Excerpts from a dataset
'''

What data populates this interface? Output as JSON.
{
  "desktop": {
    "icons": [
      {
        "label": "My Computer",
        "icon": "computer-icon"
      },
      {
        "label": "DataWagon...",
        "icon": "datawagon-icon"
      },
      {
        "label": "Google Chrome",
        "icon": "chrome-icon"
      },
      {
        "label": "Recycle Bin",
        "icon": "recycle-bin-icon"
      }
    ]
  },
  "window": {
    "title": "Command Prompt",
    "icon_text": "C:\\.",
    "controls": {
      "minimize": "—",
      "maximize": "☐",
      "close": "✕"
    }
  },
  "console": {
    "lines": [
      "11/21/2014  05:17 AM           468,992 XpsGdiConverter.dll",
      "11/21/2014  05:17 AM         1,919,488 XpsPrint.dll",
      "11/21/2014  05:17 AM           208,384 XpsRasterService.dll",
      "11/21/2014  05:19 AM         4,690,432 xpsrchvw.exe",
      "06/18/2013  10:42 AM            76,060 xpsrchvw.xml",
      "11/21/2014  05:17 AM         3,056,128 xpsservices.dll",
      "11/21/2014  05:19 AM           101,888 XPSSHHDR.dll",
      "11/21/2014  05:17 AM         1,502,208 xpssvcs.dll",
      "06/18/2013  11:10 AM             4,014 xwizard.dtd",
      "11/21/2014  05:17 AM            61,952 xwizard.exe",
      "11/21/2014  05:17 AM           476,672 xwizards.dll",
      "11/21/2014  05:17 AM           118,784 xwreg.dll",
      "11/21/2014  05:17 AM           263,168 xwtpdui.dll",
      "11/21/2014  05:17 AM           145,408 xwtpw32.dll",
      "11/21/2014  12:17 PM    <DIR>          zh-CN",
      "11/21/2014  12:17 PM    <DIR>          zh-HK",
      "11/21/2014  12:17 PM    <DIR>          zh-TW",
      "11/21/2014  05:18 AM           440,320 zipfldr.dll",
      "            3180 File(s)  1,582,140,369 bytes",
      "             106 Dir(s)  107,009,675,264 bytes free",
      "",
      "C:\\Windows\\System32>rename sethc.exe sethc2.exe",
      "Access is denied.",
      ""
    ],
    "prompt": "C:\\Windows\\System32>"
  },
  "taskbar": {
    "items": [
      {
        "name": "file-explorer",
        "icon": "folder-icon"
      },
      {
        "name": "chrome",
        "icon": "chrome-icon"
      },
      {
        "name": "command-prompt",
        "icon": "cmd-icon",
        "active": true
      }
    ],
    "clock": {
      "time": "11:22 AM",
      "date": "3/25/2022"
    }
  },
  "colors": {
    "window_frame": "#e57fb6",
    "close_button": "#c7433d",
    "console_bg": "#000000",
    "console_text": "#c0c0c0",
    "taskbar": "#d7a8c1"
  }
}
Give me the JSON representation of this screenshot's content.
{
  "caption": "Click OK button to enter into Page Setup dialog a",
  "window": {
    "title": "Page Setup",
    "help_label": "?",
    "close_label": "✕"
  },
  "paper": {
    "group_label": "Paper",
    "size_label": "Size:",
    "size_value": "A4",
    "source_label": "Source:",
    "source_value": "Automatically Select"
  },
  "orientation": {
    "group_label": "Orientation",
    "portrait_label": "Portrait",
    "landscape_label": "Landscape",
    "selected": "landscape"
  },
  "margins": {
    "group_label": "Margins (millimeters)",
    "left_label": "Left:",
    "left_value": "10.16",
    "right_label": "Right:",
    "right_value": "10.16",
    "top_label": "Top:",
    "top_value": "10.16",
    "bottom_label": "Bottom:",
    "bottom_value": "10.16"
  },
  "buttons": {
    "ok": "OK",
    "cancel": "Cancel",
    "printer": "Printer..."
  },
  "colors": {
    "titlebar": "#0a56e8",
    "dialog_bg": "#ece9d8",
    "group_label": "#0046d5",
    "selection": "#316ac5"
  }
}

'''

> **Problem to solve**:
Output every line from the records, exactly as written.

> **Exercise answer**:
What data populates this interface? Output as JSON.
{
  "desktop": {
    "icons": [
      {
        "label": "My Computer",
        "icon": "computer-icon"
      },
      {
        "label": "DataWagon...",
        "icon": "datawagon-icon"
      },
      {
        "label": "Google Chrome",
        "icon": "chrome-icon"
      },
      {
        "label": "Recycle Bin",
        "icon": "recycle-bin-icon"
      }
    ]
  },
  "window": {
    "title": "Command Prompt",
    "icon_text": "C:\\.",
    "controls": {
      "minimize": "—",
      "maximize": "☐",
      "close": "✕"
    }
  },
  "console": {
    "lines": [
      "11/21/2014  05:17 AM           468,992 XpsGdiConverter.dll",
      "11/21/2014  05:17 AM         1,919,488 XpsPrint.dll",
      "11/21/2014  05:17 AM           208,384 XpsRasterService.dll",
      "11/21/2014  05:19 AM         4,690,432 xpsrchvw.exe",
      "06/18/2013  10:42 AM            76,060 xpsrchvw.xml",
      "11/21/2014  05:17 AM         3,056,128 xpsservices.dll",
      "11/21/2014  05:19 AM           101,888 XPSSHHDR.dll",
      "11/21/2014  05:17 AM         1,502,208 xpssvcs.dll",
      "06/18/2013  11:10 AM             4,014 xwizard.dtd",
      "11/21/2014  05:17 AM            61,952 xwizard.exe",
      "11/21/2014  05:17 AM           476,672 xwizards.dll",
      "11/21/2014  05:17 AM           118,784 xwreg.dll",
      "11/21/2014  05:17 AM           263,168 xwtpdui.dll",
      "11/21/2014  05:17 AM           145,408 xwtpw32.dll",
      "11/21/2014  12:17 PM    <DIR>          zh-CN",
      "11/21/2014  12:17 PM    <DIR>          zh-HK",
      "11/21/2014  12:17 PM    <DIR>          zh-TW",
      "11/21/2014  05:18 AM           440,320 zipfldr.dll",
      "            3180 File(s)  1,582,140,369 bytes",
      "             106 Dir(s)  107,009,675,264 bytes free",
      "",
      "C:\\Windows\\System32>rename sethc.exe sethc2.exe",
      "Access is denied.",
      ""
    ],
    "prompt": "C:\\Windows\\System32>"
  },
  "taskbar": {
    "items": [
      {
        "name": "file-explorer",
        "icon": "folder-icon"
      },
      {
        "name": "chrome",
        "icon": "chrome-icon"
      },
      {
        "name": "command-prompt",
        "icon": "cmd-icon",
        "active": true
      }
    ],
    "clock": {
      "time": "11:22 AM",
      "date": "3/25/2022"
    }
  },
  "colors": {
    "window_frame": "#e57fb6",
    "close_button": "#c7433d",
    "console_bg": "#000000",
    "console_text": "#c0c0c0",
    "taskbar": "#d7a8c1"
  }
}
Give me the JSON representation of this screenshot's content.
{
  "caption": "Click OK button to enter into Page Setup dialog a",
  "window": {
    "title": "Page Setup",
    "help_label": "?",
    "close_label": "✕"
  },
  "paper": {
    "group_label": "Paper",
    "size_label": "Size:",
    "size_value": "A4",
    "source_label": "Source:",
    "source_value": "Automatically Select"
  },
  "orientation": {
    "group_label": "Orientation",
    "portrait_label": "Portrait",
    "landscape_label": "Landscape",
    "selected": "landscape"
  },
  "margins": {
    "group_label": "Margins (millimeters)",
    "left_label": "Left:",
    "left_value": "10.16",
    "right_label": "Right:",
    "right_value": "10.16",
    "top_label": "Top:",
    "top_value": "10.16",
    "bottom_label": "Bottom:",
    "bottom_value": "10.16"
  },
  "buttons": {
    "ok": "OK",
    "cancel": "Cancel",
    "printer": "Printer..."
  },
  "colors": {
    "titlebar": "#0a56e8",
    "dialog_bg": "#ece9d8",
    "group_label": "#0046d5",
    "selection": "#316ac5"
  }
}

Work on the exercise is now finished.